The first thing you notice about the 2014 Nissan Versa Note, a second-generation hatchback that Nissan executives hope will maintain Versa’s reign as the segment’s top sales-getter, is the aerodynamically optimized bodywork. From some angles the Note looks fresh, fun and possibly even a bit sporty; from other angles it looks like a mini-minivan, namely a bit Honda-esque. The slimmed down profile along with a low drag floor, bigger front spoiler, an Active Grille Shutter (on CVT-equipped models), taillight diffusers, and a slew of air deflectors located around the low-rolling-resistance tires — gives the CVT-equipped Versa a 0.30 coefficient of drag. Which is identical to a 370Z coupe.

The Versa went on a bit of a diet for 2014, both weight and size are down. Length is cut by 5.4 inches, while wheelbase and width (102.4 and 66.7 inches) remain the same. Somewhat incredibly though, there were small increases in interior space: front headroom is up, rear legroom is up, and rear cargo capacity behind the second row is up a cubic foot. At 6’2″ and 195-pounds this segment is usually a nightmare for me, but I found plenty of room in both the front and back seat for me to spread out without my knees or my head touching. The back seat comfort is increased by the fact that there is almost no powertrain hump in the middle. Overall, the cabin feels, dare I say it, airy. Which felt wrong, for a vehicle at this price point and size, airy is not a word I arrive at lightly. The airy feeling is also due in part to the extra-large windows which bring in a ton of light and visibility. 
2014 Nissan Versa Note SV Review -- Behind the Wheel -- ZipRage
Standard features, vary by trim, of which there are six. The base S arrives with a five-speed manual transmission, tilt telescoping wheel, 4-way adjustable manual driver’s seat, and 60/40 folding rear seat; S Plus adds CVT, cruise control, and Active Grille Control. The SV includes upgraded cloth seats, power windows/locks, remote keyless entry, six-way adjustable driver’s seat, and leather-wrapped steering wheel. Next are higher SV trims with Convenience, SL, and SL Tech (my tester) packages with a 4.3-inch monitor, satellite radio, rear seat armrest, Divide-N-Hide, 16-inch alloys, heated front cloth seats. The Tech Pack adds Nissan’s Around View camera system and NissanConnect (traffic, weather, streaming audio) with Google Send-to-Car and 5.8-inch screen.

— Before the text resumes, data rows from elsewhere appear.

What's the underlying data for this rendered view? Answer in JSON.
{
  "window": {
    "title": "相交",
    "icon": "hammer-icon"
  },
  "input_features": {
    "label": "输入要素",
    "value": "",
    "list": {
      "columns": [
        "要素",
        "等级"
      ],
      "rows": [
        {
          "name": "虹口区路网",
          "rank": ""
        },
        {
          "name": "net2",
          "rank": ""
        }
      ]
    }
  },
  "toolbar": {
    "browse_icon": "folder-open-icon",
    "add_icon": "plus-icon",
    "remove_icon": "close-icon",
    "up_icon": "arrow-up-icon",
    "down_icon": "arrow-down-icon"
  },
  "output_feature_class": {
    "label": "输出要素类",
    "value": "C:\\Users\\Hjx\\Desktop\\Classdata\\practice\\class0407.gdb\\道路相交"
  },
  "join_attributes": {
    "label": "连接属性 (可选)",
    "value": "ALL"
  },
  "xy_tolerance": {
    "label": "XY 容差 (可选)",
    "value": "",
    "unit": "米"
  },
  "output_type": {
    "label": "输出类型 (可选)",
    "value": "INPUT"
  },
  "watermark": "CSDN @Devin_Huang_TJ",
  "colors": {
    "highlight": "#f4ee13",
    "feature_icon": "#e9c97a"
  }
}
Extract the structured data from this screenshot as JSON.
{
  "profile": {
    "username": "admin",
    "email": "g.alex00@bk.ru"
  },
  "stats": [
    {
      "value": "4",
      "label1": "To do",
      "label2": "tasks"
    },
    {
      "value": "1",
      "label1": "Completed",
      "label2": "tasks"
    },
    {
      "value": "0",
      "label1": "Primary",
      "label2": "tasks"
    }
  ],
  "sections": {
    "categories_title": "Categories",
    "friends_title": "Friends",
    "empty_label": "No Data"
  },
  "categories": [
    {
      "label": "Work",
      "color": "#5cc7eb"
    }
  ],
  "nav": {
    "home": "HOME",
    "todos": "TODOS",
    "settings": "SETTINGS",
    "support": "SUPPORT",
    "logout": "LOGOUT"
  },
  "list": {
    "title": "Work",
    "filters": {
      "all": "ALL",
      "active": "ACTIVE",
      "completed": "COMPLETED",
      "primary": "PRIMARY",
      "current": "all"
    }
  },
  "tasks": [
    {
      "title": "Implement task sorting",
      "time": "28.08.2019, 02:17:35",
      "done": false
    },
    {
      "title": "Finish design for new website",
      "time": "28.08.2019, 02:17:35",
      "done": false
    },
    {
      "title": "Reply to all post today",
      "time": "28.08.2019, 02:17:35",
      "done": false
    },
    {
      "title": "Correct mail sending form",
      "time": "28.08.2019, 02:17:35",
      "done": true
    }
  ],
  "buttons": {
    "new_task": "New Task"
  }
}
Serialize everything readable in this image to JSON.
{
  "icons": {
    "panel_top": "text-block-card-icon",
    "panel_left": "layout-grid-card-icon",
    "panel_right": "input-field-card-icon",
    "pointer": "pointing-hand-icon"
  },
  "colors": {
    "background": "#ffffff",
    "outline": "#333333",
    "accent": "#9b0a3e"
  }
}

On the interior, some might find the hard plastic and cloth interior unfortunate. I find it fantastic. In a car that starts sub $20k would I rather have faux leather and other soft materials throughout which will show wear after a couple seasons of harsh Colorado sun, or would I rather have durable and easy to clean plastic? That’s an easy question to answer, I’ll take plastic any day. Nissan’s simple-to-use navigation and multimedia system with Around View camera do a fine job of raising the interior’s visible price point on their own. Everything is simple to use and there aren’t a billion buttons everywhere, take a new Ford interior, count the number of control buttons and divide by about two and a half.

2014 Nissan Versa Note SV Review -- Behind the Wheel -- ZipRage-6The touch screen won’t have you digging through multiple menus and commands, and Bluetooth phone setup is about the easiest I’ve seen and the Around View system is likely the best camera setup on the market today. Before I forget, I must thank Nissan for the driver’s seat armrest.

Thanks to a second-generation low-friction CVT that’s smaller and lighter (revised oil pump, smaller pulleys, compact torque convertor), the 109-hp, 1.6-liter four-cylinder attains a class-leading 40 mpg on the highway (31 city / 35 combined). The engine employs a new dual-injector design producing 57 percent smaller droplets than before, and has CVTCS (continuously variable valve timing control system) on its intake and exhaust. With the S and its five-speed manual you’ll get an EPA-certified 27/36/30 city/highway/combined fuel economy.

The Versa is not a fast car, that’s not the point. But if you care to ask, it’s 10.4 seconds. 10.4 patient seconds are what you will need to get to 60mph from a standstill. A quarter mile will take about 18 seconds.

Off the bat, I’m willing to give Nissan a tip of the cap merely for designing this as a car 4 full-sized human adults can ride in. That’s an achievement in and of itself. I enjoy what they’ve done with the instruments. Simplicity really can not be overstated when you’re fumbling around trying to change the radio, or get some heat going. They’ve done with two buttons, 3 dials and a slider what most manufacturers can’t seem to do with 12 buttons, 2 displays, a couple touch screens, a rotary knob, 4 more buttons, voice control and 28 levels of menus. While the Versa won’t throw you back in yours seat under acceleration it will let you safely and confidently merge, pass, and climb mountain roads all while remaining limber enough to be thrown around a bit itself.